:: Task data ::
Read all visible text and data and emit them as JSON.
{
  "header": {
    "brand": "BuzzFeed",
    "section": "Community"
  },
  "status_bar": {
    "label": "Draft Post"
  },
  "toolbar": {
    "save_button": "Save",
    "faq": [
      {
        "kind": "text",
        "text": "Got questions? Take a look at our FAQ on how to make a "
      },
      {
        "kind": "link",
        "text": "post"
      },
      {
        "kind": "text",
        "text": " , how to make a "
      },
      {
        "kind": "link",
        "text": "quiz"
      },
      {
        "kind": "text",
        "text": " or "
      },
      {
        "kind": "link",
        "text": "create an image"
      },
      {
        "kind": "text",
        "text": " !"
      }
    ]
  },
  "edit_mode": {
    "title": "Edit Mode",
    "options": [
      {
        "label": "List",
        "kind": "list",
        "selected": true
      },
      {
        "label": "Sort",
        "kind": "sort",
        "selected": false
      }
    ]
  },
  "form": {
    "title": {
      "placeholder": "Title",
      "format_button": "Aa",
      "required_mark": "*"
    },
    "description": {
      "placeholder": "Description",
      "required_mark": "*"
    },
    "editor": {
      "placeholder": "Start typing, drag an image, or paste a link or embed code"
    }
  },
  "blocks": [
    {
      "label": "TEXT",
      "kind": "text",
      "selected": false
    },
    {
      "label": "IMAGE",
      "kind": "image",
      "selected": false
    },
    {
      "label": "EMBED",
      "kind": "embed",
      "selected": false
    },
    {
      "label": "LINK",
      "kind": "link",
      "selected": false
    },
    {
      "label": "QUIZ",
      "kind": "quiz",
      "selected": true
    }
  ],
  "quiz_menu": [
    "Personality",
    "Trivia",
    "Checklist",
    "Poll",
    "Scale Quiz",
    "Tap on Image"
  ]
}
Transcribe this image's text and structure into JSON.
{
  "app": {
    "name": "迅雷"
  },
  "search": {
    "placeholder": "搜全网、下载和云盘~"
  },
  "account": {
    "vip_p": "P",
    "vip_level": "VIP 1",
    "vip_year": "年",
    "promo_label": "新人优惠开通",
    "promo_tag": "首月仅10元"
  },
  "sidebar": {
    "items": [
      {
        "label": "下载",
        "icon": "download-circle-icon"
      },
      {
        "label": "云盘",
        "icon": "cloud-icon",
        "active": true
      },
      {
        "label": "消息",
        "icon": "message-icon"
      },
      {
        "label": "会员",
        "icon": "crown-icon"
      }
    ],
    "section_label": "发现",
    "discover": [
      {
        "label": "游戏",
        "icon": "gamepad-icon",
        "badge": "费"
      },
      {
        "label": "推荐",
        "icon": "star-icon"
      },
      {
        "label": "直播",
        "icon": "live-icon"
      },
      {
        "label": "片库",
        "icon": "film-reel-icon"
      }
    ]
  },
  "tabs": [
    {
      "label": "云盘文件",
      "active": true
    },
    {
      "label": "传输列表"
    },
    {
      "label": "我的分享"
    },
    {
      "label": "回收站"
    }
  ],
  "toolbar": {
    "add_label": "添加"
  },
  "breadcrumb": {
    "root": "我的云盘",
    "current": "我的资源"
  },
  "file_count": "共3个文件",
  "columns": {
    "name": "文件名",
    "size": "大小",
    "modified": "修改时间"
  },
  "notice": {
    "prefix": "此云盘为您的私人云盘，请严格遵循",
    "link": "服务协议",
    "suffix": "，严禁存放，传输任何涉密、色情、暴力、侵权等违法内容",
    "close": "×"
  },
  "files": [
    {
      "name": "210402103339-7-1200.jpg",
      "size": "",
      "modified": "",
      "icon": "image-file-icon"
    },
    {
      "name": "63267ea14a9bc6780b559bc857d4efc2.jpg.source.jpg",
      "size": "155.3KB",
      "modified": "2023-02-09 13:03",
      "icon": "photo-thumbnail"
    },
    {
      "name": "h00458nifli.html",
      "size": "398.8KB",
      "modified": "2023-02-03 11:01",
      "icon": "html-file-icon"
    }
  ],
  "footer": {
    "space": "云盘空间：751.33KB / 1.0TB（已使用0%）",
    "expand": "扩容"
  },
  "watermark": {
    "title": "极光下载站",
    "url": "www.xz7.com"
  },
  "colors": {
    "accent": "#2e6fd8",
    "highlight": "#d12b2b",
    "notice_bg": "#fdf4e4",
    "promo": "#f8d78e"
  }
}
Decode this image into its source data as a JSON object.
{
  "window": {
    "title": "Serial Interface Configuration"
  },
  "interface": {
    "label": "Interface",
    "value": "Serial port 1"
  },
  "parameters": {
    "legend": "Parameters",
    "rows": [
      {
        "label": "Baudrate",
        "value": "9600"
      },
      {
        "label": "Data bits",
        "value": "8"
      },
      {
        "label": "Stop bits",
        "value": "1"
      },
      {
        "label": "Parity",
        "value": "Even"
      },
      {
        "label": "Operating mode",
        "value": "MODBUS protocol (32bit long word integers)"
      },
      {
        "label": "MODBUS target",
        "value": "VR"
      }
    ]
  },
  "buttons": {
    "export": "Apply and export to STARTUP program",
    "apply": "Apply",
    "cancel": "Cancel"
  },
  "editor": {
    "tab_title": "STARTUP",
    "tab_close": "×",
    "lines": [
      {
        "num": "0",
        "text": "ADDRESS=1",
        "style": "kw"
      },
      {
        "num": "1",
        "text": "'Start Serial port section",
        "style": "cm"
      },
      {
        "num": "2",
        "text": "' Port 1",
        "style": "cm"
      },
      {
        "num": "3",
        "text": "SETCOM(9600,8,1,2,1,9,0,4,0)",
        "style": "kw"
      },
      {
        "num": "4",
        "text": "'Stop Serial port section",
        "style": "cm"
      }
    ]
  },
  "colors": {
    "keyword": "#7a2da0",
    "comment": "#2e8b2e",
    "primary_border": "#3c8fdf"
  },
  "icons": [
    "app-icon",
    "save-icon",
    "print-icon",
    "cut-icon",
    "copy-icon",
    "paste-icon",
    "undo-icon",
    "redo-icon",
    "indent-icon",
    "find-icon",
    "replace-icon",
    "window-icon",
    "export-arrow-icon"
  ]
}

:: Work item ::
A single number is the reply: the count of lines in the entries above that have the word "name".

:: Solution to the problem ::
5